Ha-ha!

The genre-busting 1985 film Pee-wee's Big Adventure is my first, second, 136th, 27th, and ninth favorite thing in the history of all things. This has been widely and publicly acknowledged. (Please refer to my extensive published works, available in fine dumpsters everywhere.) It not only introduced the world to the triumvirate of Tim Burton, Danny Elfman, and Paul Reubens, it introduced this strange and alienated little weirdo to himself.

PICTURE IT! Me: a mere child, tortured and prepubescent, in the wastes of Butte, Montana—pale, hyperactive, and skinny as a nail, weird inside and out. I was dressed, as always, in a relentlessly starched, mercilessly white button-up cotton shirt with gray (or dark gray, occasionally) JC Penney slacks, and (drumroll, please, Danny Elfman!) a slim red clip-on bow tie—my precious, indispensable tie. It was an accessory I cherished more than oxygen or food. I had a wonderful collection of plastic dinosaur models, too, and T-Rex and Bronto would often accompany me to lunch. Sitting at that lunch counter, my aesthetic and personal resemblance to Pee-wee Herman was so obvious that it bordered on the grotesque. The problem was, he didn't really exist quite yet. Not that I knew of.

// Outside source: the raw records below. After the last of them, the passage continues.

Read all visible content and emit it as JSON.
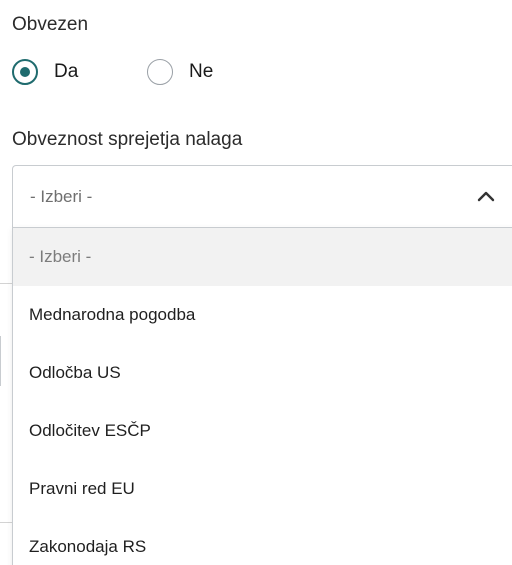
{
  "form": {
    "obvezen": {
      "label": "Obvezen",
      "options": [
        {
          "label": "Da",
          "checked": true
        },
        {
          "label": "Ne",
          "checked": false
        }
      ]
    },
    "obveznost": {
      "label": "Obveznost sprejetja nalaga",
      "selected_value": "- Izberi -",
      "expanded": true,
      "options": [
        "- Izberi -",
        "Mednarodna pogodba",
        "Odločba US",
        "Odločitev ESČP",
        "Pravni red EU",
        "Zakonodaja RS"
      ]
    }
  },
  "colors": {
    "radio_accent": "#1f6b6e",
    "placeholder_row_bg": "#f2f2f2",
    "border": "#c8ccd0"
  },
  "icons": {
    "select_toggle": "chevron-up-icon"
  }
}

I was all of 9 years old (roughly the same age as that little girl from Poltergeist who stopped pooping and exploded) when I began wearing my little red bow tie—booty inherited from my late and allegedly gay uncle Russell, a grade-school art teacher. He was allegedly the gayest dude ever. (I inherited the dinosaur set from him, too, by the way.) Even at that tender age, I was a loner, a rebel, and I entertained neither heroes nor idols. I barely understood what those words meant. That is, until he came along...

One night, Pee-wee Herman appeared on my parents' bootleg HBO like my own personal ADHD Jesus. He was jumping up and down and making a noise like a broken Teddy Ruxpin having the best orgasm of all time. It changed my life forever. Who was this intoxicating fool!? All pale and skinny and flipping out like his toes were on fire? With his just-like-mine bow tie! And his just-like-mine spastic weirdness! I was staring, wide-eyed and awestruck, at what seemed to be nothing less than the manic mirror of my own true, secret soul. I was overwhelmed with something I had never known before: the sense that I was seeing myself reflected in another human being. (Sorry, family!) It gave me hope.

Pee-wee's Big Adventure was shown on HBO twice a day that summer, and I watched it twice a day. From the first earnest "Tweedle-tweedle! Boom-bom!" of Danny Elfman's score (a signature noise that would augment and finally come to plague films for generations to come), I was enraptured with its circus world of Claymation dinosaurs and magic tricks and primary colors—a petulant child's toy-box world, where ingenious contraptions flipped the flapjacks and poured the morning cereal, where the furniture was alive sometimes and knew from a quip. Everything about it reflected the weird and secret world that lived inside me—the world I wanted to create for myself outside, too. Oh, to ride my magical bike through the Universal Studios lot, causing mayhem, reckless and free! To go on wild, cross-country goose chases, riding the rails hobo-style, tangling with bikers, cons, ghosts! King of the freaks! Forever young! ALIVE!

Pee-wee became my secret best friend and mentor. His adventures taught me many important things: that violence and intolerance could be bested with a great fucking pair of shoes and some smart dance moves; that putting on women's clothes can get you through some pretty sticky spots; that when you're faced with a burning pet shop, save the damn snakes, too. Important life stuff.

Pee-wee grew in me as I grew. Learning to drive at 14 merely afforded me the opportunity to perfect my unblinking impression of Large Marge's ghost. ("When they finally pulled the driver's body... from the TWISTED, BURNING wreck...") Pee-wee's eye-rolling rebuff of Dottie's awkward, misguided romantic attentions is another scene that played itself out again and again in my life. (He intimated some gleefully wicked secret: "Things you couldn't understand, Dottie. Things you SHOULDN'T understand..." Exactly!)

Pee-wee and his big adventure were the blueprints for the boy I was and the freaky man-boy I am. I have never tired of it. At this point, I don't think it's possible. And yes, I still have that damn red bow tie. A few, actually. recommended

Pee-wee's Big Adventure will be playing every night from May 31 to June 5 at Central Cinema. I'll be there every time. I invite you to love it with me again, for the millionth time.